THAT MEANS YOU’RE DOING ALL KINDS OF THINGS AT ONCE...

Absolutely. And that’s what makes it so exciting! Every day during our lunch break, Wim and I go for a walk and all we do is pick each other's brain. What we want, how we can achieve it, what's required, what’s preferred, etc. We continuously filter ideas or issues and turn them into practical solutions. Then we need to realise those solutions, which means installing, programming, building things, developing protocols, giving explanations to CER colleagues, applying for permits, etc. So it's not just technology, it's everything around it too. It's a wonderful process.

DID YOU ENCOUNTER ANY PROBLEMS?

Of course, but that's part and parcel of the process.

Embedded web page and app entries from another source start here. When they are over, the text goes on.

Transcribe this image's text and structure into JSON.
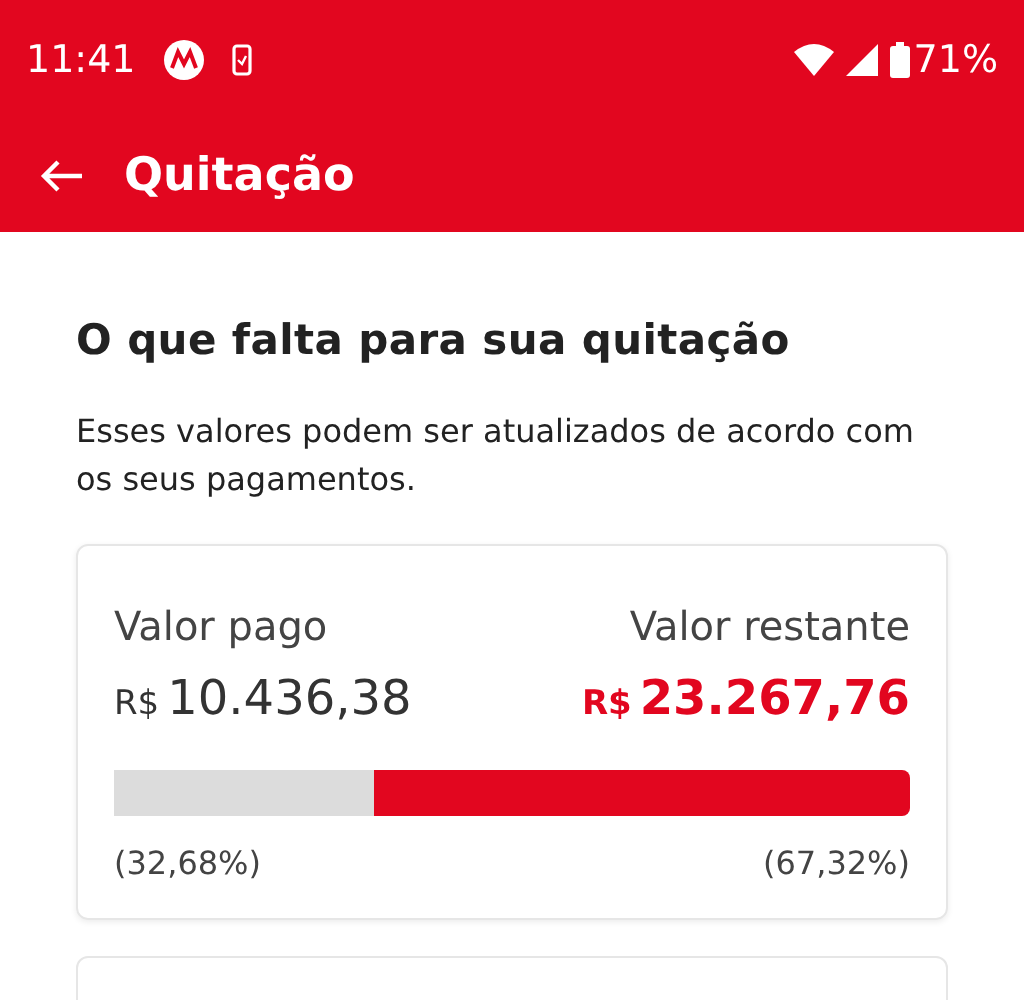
{
  "status_bar": {
    "time": "11:41",
    "battery": "71%"
  },
  "header": {
    "title": "Quitação"
  },
  "heading": "O que falta para sua quitação",
  "description": "Esses valores podem ser atualizados de acordo com os seus pagamentos.",
  "summary": {
    "paid": {
      "label": "Valor pago",
      "currency": "R$",
      "amount": "10.436,38",
      "percent": "(32,68%)"
    },
    "remaining": {
      "label": "Valor restante",
      "currency": "R$",
      "amount": "23.267,76",
      "percent": "(67,32%)"
    },
    "progress": {
      "level": 0.3268
    }
  }
}
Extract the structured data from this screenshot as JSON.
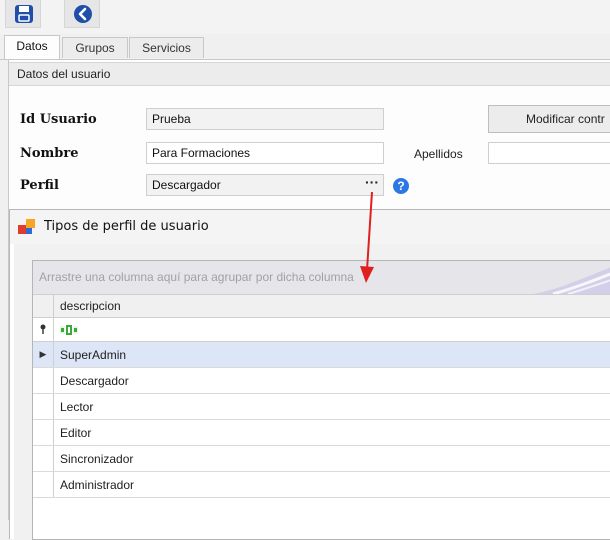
{
  "toolbar": {
    "save_icon": "floppy-disk-icon",
    "back_icon": "back-circle-icon",
    "accent": "#1f5fbf"
  },
  "tabs": [
    {
      "label": "Datos",
      "active": true
    },
    {
      "label": "Grupos",
      "active": false
    },
    {
      "label": "Servicios",
      "active": false
    }
  ],
  "section": {
    "title": "Datos del usuario"
  },
  "form": {
    "id_label": "Id Usuario",
    "id_value": "Prueba",
    "nombre_label": "Nombre",
    "nombre_value": "Para Formaciones",
    "apellidos_label": "Apellidos",
    "apellidos_value": "",
    "perfil_label": "Perfil",
    "perfil_value": "Descargador",
    "ellipsis": "···",
    "help": "?",
    "modify_button": "Modificar contr"
  },
  "popup": {
    "title": "Tipos de perfil de usuario",
    "group_hint": "Arrastre una columna aquí para agrupar por dicha columna",
    "column": "descripcion",
    "rows": [
      "SuperAdmin",
      "Descargador",
      "Lector",
      "Editor",
      "Sincronizador",
      "Administrador"
    ],
    "selected_index": 0,
    "selected_color": "#dde6f7"
  },
  "annotation": {
    "arrow_color": "#e02020"
  }
}
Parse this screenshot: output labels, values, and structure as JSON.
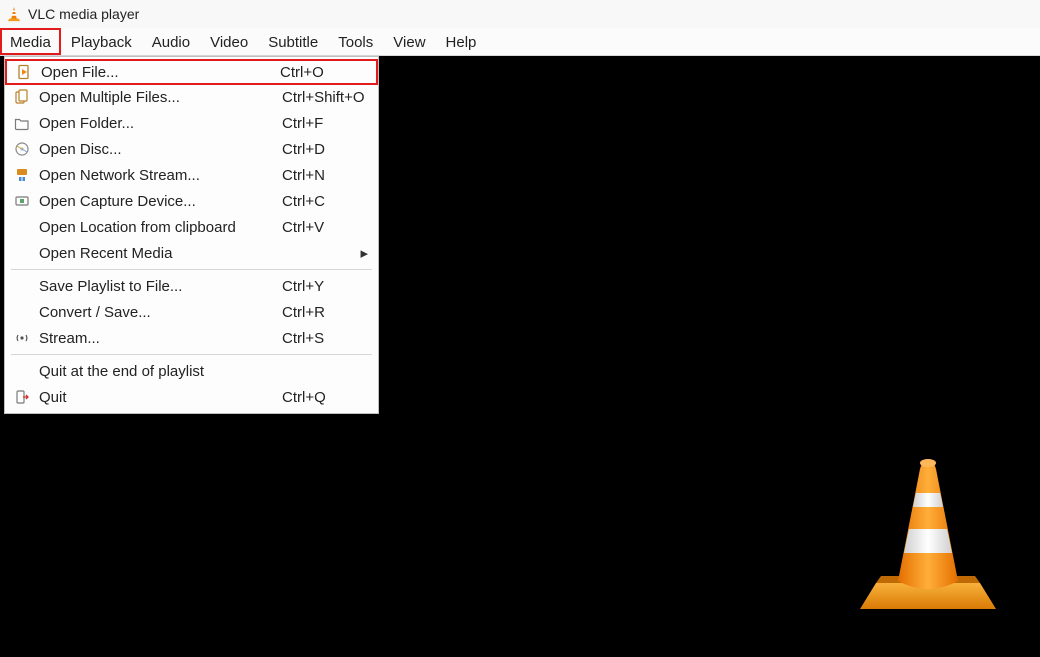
{
  "window": {
    "title": "VLC media player"
  },
  "menubar": {
    "items": [
      "Media",
      "Playback",
      "Audio",
      "Video",
      "Subtitle",
      "Tools",
      "View",
      "Help"
    ],
    "active_index": 0
  },
  "media_menu": {
    "groups": [
      [
        {
          "icon": "file-icon",
          "label": "Open File...",
          "shortcut": "Ctrl+O",
          "highlight": true
        },
        {
          "icon": "files-icon",
          "label": "Open Multiple Files...",
          "shortcut": "Ctrl+Shift+O"
        },
        {
          "icon": "folder-icon",
          "label": "Open Folder...",
          "shortcut": "Ctrl+F"
        },
        {
          "icon": "disc-icon",
          "label": "Open Disc...",
          "shortcut": "Ctrl+D"
        },
        {
          "icon": "network-icon",
          "label": "Open Network Stream...",
          "shortcut": "Ctrl+N"
        },
        {
          "icon": "capture-icon",
          "label": "Open Capture Device...",
          "shortcut": "Ctrl+C"
        },
        {
          "icon": "",
          "label": "Open Location from clipboard",
          "shortcut": "Ctrl+V"
        },
        {
          "icon": "",
          "label": "Open Recent Media",
          "shortcut": "",
          "submenu": true
        }
      ],
      [
        {
          "icon": "",
          "label": "Save Playlist to File...",
          "shortcut": "Ctrl+Y"
        },
        {
          "icon": "",
          "label": "Convert / Save...",
          "shortcut": "Ctrl+R"
        },
        {
          "icon": "stream-icon",
          "label": "Stream...",
          "shortcut": "Ctrl+S"
        }
      ],
      [
        {
          "icon": "",
          "label": "Quit at the end of playlist",
          "shortcut": ""
        },
        {
          "icon": "quit-icon",
          "label": "Quit",
          "shortcut": "Ctrl+Q"
        }
      ]
    ]
  }
}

So you concentrate on that together and you solve it. We’d already pinpointed most of the problems beforehand, for that matter, so we were able to resolve them in advance. We gave ourselves six months to build a working proof of concept and we chose a G3508 generator set as the basis. So we didn’t start with a blank sheet of paper. It meant we weren’t entirely free in what we did but as a result, we had to really think about how to find a solution within the set framework.

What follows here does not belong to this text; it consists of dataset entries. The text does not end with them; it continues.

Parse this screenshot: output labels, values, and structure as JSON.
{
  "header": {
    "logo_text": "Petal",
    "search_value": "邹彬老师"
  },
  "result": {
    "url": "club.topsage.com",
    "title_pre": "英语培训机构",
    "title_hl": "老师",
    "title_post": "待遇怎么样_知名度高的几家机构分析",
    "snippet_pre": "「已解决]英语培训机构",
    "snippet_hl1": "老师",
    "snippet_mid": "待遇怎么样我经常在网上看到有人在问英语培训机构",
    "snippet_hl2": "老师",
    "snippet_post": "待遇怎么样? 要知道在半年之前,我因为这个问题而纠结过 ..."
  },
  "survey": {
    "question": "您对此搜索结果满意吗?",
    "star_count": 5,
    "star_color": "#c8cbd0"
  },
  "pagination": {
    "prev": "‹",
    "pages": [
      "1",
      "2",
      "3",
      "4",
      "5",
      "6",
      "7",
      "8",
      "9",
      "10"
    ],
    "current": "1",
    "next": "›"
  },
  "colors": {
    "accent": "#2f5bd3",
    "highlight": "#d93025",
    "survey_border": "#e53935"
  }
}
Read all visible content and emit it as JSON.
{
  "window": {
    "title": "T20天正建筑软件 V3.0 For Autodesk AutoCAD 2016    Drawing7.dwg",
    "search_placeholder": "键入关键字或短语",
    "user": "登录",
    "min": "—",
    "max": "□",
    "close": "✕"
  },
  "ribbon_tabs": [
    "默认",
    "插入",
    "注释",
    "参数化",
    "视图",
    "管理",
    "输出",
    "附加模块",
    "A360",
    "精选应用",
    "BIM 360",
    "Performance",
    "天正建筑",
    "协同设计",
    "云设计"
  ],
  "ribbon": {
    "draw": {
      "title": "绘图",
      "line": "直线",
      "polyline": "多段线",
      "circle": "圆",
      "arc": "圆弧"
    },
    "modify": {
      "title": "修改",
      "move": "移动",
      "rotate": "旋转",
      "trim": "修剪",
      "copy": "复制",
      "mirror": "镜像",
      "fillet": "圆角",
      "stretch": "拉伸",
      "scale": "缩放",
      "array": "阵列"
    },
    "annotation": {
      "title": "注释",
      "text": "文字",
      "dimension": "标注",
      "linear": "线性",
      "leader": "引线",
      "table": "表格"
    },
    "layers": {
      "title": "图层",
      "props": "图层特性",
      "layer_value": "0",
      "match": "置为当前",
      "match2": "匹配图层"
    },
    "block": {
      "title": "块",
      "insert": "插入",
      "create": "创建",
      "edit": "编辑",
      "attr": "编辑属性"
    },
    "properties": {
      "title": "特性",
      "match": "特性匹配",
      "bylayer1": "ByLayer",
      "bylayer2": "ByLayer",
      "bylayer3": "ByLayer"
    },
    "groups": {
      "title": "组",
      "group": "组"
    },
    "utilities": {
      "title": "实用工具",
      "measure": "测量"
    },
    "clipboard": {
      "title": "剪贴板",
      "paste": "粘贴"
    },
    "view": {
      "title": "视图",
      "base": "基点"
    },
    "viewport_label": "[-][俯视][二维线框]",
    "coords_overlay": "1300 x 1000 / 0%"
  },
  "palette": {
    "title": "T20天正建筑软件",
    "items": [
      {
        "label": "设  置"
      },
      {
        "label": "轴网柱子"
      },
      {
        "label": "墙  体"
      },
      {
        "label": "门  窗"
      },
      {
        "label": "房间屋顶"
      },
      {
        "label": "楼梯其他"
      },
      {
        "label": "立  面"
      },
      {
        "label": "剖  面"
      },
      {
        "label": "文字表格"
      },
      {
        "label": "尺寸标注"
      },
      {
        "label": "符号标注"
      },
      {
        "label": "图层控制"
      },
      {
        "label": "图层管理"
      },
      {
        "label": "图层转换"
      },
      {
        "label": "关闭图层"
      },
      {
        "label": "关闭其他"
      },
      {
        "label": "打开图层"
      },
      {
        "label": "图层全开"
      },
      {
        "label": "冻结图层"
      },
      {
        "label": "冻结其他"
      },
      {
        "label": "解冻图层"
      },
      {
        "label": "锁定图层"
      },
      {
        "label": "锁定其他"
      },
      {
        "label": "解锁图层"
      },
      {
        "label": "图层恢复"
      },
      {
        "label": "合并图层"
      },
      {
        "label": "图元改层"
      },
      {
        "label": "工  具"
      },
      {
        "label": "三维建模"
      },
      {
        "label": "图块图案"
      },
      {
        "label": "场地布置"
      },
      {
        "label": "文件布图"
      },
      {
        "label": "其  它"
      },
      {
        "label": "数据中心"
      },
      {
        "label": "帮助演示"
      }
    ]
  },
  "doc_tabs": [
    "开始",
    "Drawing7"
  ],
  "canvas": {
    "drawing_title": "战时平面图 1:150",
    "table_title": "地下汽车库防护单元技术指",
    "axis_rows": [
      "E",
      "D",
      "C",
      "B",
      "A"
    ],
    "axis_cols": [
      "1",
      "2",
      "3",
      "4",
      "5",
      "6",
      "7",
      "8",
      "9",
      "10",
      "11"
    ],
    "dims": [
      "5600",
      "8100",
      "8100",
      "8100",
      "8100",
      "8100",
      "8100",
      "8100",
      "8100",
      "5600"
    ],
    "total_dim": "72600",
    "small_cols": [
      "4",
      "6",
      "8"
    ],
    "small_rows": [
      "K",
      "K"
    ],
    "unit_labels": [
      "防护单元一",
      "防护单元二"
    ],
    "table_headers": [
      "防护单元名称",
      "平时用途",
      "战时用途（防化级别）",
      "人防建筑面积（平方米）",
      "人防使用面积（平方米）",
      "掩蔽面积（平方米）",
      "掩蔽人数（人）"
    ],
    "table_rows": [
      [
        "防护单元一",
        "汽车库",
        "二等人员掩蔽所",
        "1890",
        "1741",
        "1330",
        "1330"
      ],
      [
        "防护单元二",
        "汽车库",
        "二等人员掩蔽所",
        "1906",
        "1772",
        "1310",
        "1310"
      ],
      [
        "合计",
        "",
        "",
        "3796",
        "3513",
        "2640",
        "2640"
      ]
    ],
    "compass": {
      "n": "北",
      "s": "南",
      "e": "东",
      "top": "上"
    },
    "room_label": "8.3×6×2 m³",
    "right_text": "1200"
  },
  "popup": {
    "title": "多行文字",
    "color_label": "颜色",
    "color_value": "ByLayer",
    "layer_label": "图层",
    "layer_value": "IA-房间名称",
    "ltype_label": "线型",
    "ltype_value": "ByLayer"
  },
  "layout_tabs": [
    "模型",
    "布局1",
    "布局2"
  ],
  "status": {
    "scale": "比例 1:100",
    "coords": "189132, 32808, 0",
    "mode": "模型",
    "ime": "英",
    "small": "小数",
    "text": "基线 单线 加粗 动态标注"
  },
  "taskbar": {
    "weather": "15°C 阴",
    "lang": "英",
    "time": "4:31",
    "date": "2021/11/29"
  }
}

EDWIN, WHAT ARE YOU CURRENTLY WORKING ON?

I’m working on various projects at the same time but the most prominent is, of course, the Green Maritime Methanol Project.

EDWIN SPOELDER

Technical Specialist in Electrical Engineering

“I want to receive credit for my work and this project certainly delivers in that respect!”

WHAT DO YOU LIKE ABOUT THIS PROJECT?

You want to receive credit for your work, right? Well, I do and I’m proud of the fact that this project makes a possible contribution to the energy transition. Also, I just love working with technology. I've always been fascinated by technology and how things work.

PEOPLE

POWERFUL

EDWIN SPOELDER 

Technical Specialist in Electrical Engineering

THE BIG QUESTION, OF COURSE, IS ... DID IT WORK?

It certainly did! We worked on it for six months and when we finally had perfected the entire test set-up and had completed a couple of successful test runs, we managed to let the engine run. Ultimately, we used three thousand litres of methanol and generated a lot of measuring data. The aim of the first trial setting session was to keep the engine running and under control on 100% methanol. And we did it. Of course, we had already carried out several measurements which we now use to make improvements so that the next trial setting will give us a good idea of the potential of methanol as a fuel for combustion engines. The next test will be carried out soon and we’ve already improved various areas of the system and were able to measure new data. It's not just Wim and me who are proud of this result, it's something that affects everyone at Pon Power.

DO YOU WANT TO STAY UPDATED ABOUT THIS PROJECT?

Keep an eye on our website or follow us on Linkedin